Friday, November 23

Money Mediation #1

In this piece I try to cover a topic in two consecutive blog posts which I would not normally attempt but for an important discussion at the recent LEADR conference in Wellington and continued across the Pacific a couple of weeks later at the IAM Portland gathering of commercial mediators.

There was much talk at our gatherings of the grim reality of what we commercial mediators do - as opposed to what we teach in mediation school and what we read as part of our continuing skill development (rehearsing in poetry, but practising in prose ).

That discussion in part was prompted by a presentation by David Hoffman in Wellington where he explored the boundaries and terrain of ADR practice. His think piece on this topic will be in the fall edition of ABA's Dispute Resolution Magazine.

David talked of adversarial mediation where parties have no prior relationship and few joint interests other than the reducing transaction costs of getting to trial -- insurance cases being the obvious example.

In such cases, he observed, if the parties find themselves at impasse they often look to the mediator to be more like a judge or arbitrator and expect him or her to evaluate the likely outcome at trial. And in my experience the uninformed sometimes going as far as requesting a med/arb process, upon which I have posted before.

And for many of us the reality is that much of our work is transactional -- transactional in the sense that the currency of the mediation is money and there are no real shared interests between the parties to be found, beyond identifying the savings of costs and an artificial calculation of the risks should they proceed to trial.
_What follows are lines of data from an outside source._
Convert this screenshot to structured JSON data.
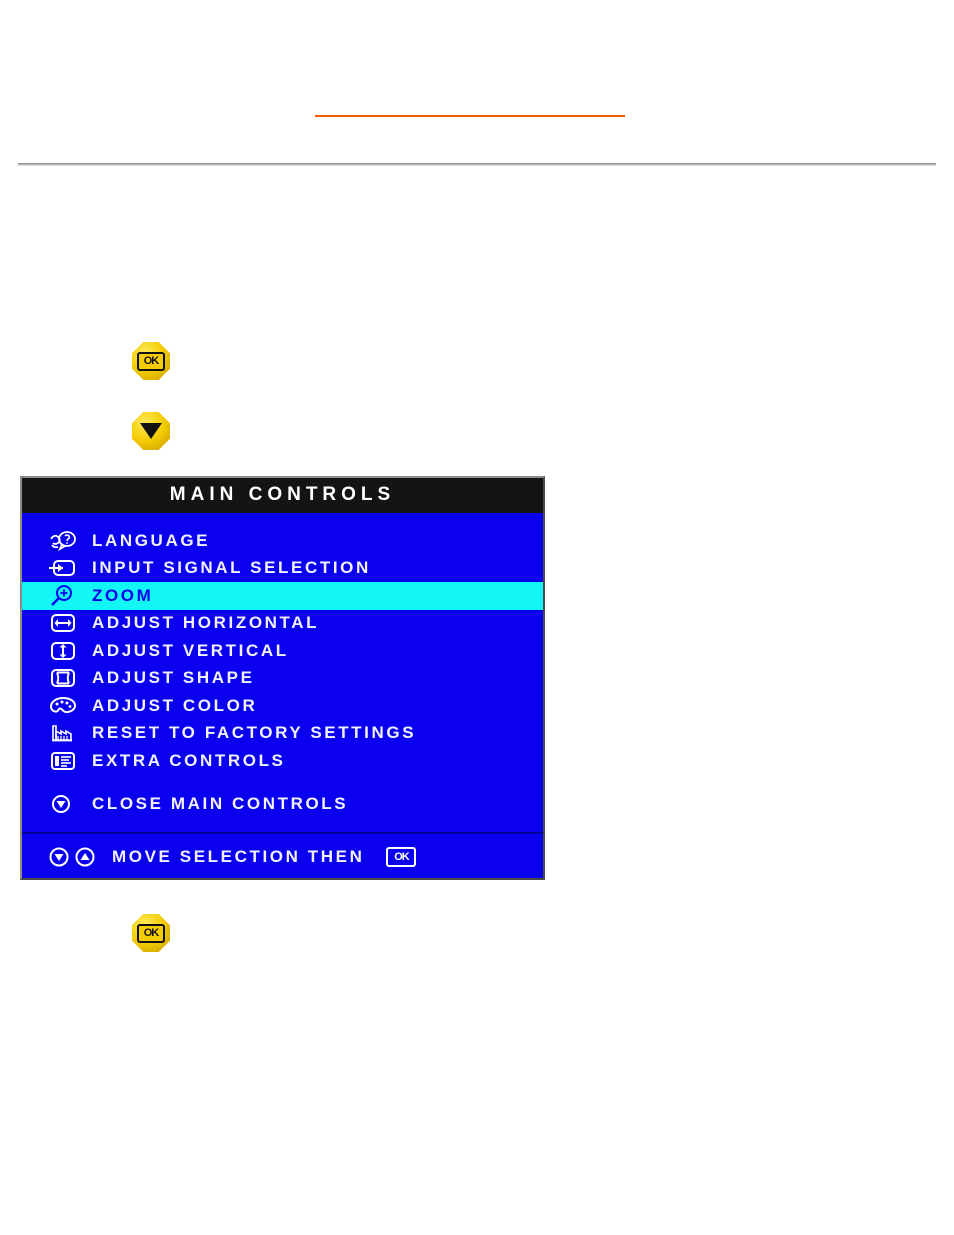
{
  "page": {
    "background_color": "#ffffff",
    "accent_orange": "#f15a00",
    "rule_gray": "#9e9e9e"
  },
  "buttons": {
    "ok_top": {
      "glyph_label": "OK",
      "icon": "ok-octagon-button",
      "color": "#f2c500"
    },
    "down_arrow": {
      "glyph_label": "",
      "icon": "down-arrow-octagon-button",
      "color": "#f2c500"
    },
    "ok_bottom": {
      "glyph_label": "OK",
      "icon": "ok-octagon-button",
      "color": "#f2c500"
    }
  },
  "osd": {
    "title": "MAIN CONTROLS",
    "title_bg": "#141414",
    "body_bg": "#0a00ef",
    "highlight_bg": "#13f6f6",
    "text_color": "#f2f2ff",
    "highlight_text_color": "#0a00ef",
    "items": [
      {
        "label": "LANGUAGE",
        "icon": "language-speech-icon",
        "selected": false
      },
      {
        "label": "INPUT SIGNAL SELECTION",
        "icon": "input-signal-icon",
        "selected": false
      },
      {
        "label": "ZOOM",
        "icon": "zoom-magnifier-icon",
        "selected": true
      },
      {
        "label": "ADJUST HORIZONTAL",
        "icon": "adjust-horizontal-icon",
        "selected": false
      },
      {
        "label": "ADJUST VERTICAL",
        "icon": "adjust-vertical-icon",
        "selected": false
      },
      {
        "label": "ADJUST SHAPE",
        "icon": "adjust-shape-icon",
        "selected": false
      },
      {
        "label": "ADJUST COLOR",
        "icon": "adjust-color-palette-icon",
        "selected": false
      },
      {
        "label": "RESET TO FACTORY SETTINGS",
        "icon": "factory-reset-icon",
        "selected": false
      },
      {
        "label": "EXTRA CONTROLS",
        "icon": "extra-controls-list-icon",
        "selected": false
      }
    ],
    "close_item": {
      "label": "CLOSE MAIN CONTROLS",
      "icon": "close-down-circle-icon"
    },
    "footer": {
      "hint": "MOVE SELECTION THEN",
      "ok_label": "OK",
      "icon_down": "move-down-circle-icon",
      "icon_up": "move-up-circle-icon"
    }
  }
}
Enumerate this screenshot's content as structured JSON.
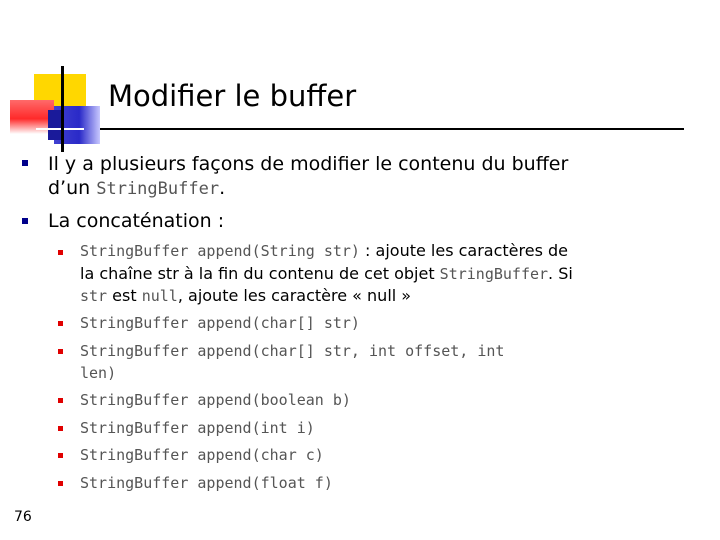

And I suspect many of us struggle with us -- we struggle with the parties’ positional negotiation style in such cases and with the notion that we are unable to identify shared interests beyond the above.

This reality flies in the face of all that we have learned and most of what we read.

And we resist it.

It's like Mediators are from Mars, Parties are from Pluto. We mediators try to promote interest based bargaining in the positional real world of money negotiation.

And because we resist it, our consumers - especially lawyers - block attempts to reframe money disputes into something they are not and will never ever be - an elegant interest based/problem-solving exercise.

They are, and will remain, traditional negotiation dances where proposal begets counter proposal begets proposal - often endlessly.

Until a few years ago I wrestled with this conflict. I felt that somehow great mediators would have found those interests within my mediations and would have found the mutual gain that was on offer, no matter what kind of mediation it was.

I was wrong. Real wrong.

Oftentimes, those interests are not there in the knockabout world of commercial dispute resolution and it is only about savings and risk.

As Andy Little says in his wonderful book Making Money Talk our role in money mediations is more about
facilitating getting to best numbers - quickly.

And we should do that by;

, facilitating the flow of information

Second, facilitating case or risk analysis
Third, facilitating movement (and closing the gap)

That’s it – that’s Andy's take on our role in traditional money disputes.

Doesn't mean we are not intelligently facilitative - in my view the parties will punish you if you stray from that (purchasing habits of sophisticated mediation services consumers).

But it does mean we need to be comfortable with a positional dance involving bluff, deception, brinking and posturing. All these usually accompany your average negotiation phase of a money mediation.

Where it gets really interesting is in the third of these three phases - facilitating movement. This is where the mediator dazzles the parties with their own special brand of silver bullet.

Whatever you call it, this third phase sees mediators out there riding the boundary fence where mediation meets arbitration meets law.

[to be continued in Money Mediation #2 - in particular an examination of the third phase play of closing the gap]


Vickie Pynchon said...

hmmmmmmm, yes but it's all about rationalizing money, isn't it? and the MEANING of the money to the parties IS the interest being negotiated -- in a case with an insurance claims rep -- how this amount of money relates to the "metric" his/her employer uses in justifying the value range within which the adjuster believes he/she must work (and achieve or "win") on the one side and the amount that seems "fair" or "just" or simply acceptable to the injured party. This is the equivalent of an advertising executive selling aspirin or soap where there is truly no difference between the available pain remedies or cleaning solutions. In a way, it calls for the highest levels of creativity, not the lowest. No?

Resolve It Now said...

Frustration is the natural outcome of trying to guide people in a positional negotiation into an interest based negotiation. We know their interests may be important but those interests will only come out if we as mediators focus on the process. We create the environment where they can explore mutual interests. I believe positional and interest based negotiation are more an element of the negotiation content rather than the process. We as mediators control the process and give them the opportunity to move from a simple compromise but we cannot control them to do it. It is kind of like leading a horse to water. We can't make them drink.

Lee Burns